**WHAT THE EXERCISE ASKS:**
Give the number of lines in the data below that contain "basis", and only that number.

Interface dataset entries
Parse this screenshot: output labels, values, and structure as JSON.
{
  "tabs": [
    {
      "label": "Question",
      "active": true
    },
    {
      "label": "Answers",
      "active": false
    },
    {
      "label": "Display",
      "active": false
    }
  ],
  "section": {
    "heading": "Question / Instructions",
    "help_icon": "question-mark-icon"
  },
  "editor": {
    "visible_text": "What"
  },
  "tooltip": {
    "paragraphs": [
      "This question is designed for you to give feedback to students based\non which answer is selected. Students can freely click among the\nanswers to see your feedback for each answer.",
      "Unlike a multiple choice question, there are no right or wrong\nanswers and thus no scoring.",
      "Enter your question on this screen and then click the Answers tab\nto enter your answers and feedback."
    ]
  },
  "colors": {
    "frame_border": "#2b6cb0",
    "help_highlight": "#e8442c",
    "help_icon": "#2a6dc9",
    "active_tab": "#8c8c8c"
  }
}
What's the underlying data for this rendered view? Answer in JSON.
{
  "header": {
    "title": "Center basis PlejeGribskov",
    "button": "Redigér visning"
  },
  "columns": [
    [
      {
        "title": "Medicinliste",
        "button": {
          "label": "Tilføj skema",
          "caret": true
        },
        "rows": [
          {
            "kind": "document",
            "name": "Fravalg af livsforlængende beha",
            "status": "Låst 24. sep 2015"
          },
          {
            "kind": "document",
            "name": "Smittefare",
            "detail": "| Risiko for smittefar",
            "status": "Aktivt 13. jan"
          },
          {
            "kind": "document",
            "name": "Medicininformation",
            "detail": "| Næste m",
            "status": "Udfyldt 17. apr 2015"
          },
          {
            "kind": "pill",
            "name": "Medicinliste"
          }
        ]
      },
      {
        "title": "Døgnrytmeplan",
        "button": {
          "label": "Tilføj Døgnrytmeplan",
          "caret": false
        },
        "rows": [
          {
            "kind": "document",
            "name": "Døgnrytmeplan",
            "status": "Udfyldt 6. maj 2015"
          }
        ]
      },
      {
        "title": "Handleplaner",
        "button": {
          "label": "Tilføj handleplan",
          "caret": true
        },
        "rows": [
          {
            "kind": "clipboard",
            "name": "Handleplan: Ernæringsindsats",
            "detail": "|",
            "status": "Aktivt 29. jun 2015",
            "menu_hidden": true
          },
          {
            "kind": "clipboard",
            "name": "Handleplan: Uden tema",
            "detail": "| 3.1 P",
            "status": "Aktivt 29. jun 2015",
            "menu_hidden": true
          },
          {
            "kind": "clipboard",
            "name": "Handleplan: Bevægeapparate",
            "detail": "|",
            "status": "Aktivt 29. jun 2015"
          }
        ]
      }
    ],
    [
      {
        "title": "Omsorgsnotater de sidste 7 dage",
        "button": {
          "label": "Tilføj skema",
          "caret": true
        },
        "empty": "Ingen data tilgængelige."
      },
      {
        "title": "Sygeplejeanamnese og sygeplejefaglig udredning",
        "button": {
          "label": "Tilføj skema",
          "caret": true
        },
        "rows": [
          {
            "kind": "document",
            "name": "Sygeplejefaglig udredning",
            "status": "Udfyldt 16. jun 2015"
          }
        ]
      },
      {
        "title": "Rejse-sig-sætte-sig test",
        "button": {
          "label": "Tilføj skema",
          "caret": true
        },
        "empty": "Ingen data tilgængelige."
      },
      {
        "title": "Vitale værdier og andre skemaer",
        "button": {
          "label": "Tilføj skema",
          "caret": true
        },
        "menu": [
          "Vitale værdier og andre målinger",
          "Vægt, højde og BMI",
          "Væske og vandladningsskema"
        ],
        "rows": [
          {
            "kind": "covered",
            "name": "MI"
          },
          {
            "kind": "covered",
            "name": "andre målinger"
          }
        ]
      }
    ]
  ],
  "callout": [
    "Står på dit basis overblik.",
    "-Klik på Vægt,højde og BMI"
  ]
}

**RESULT OF THIS EXERCISE:**
2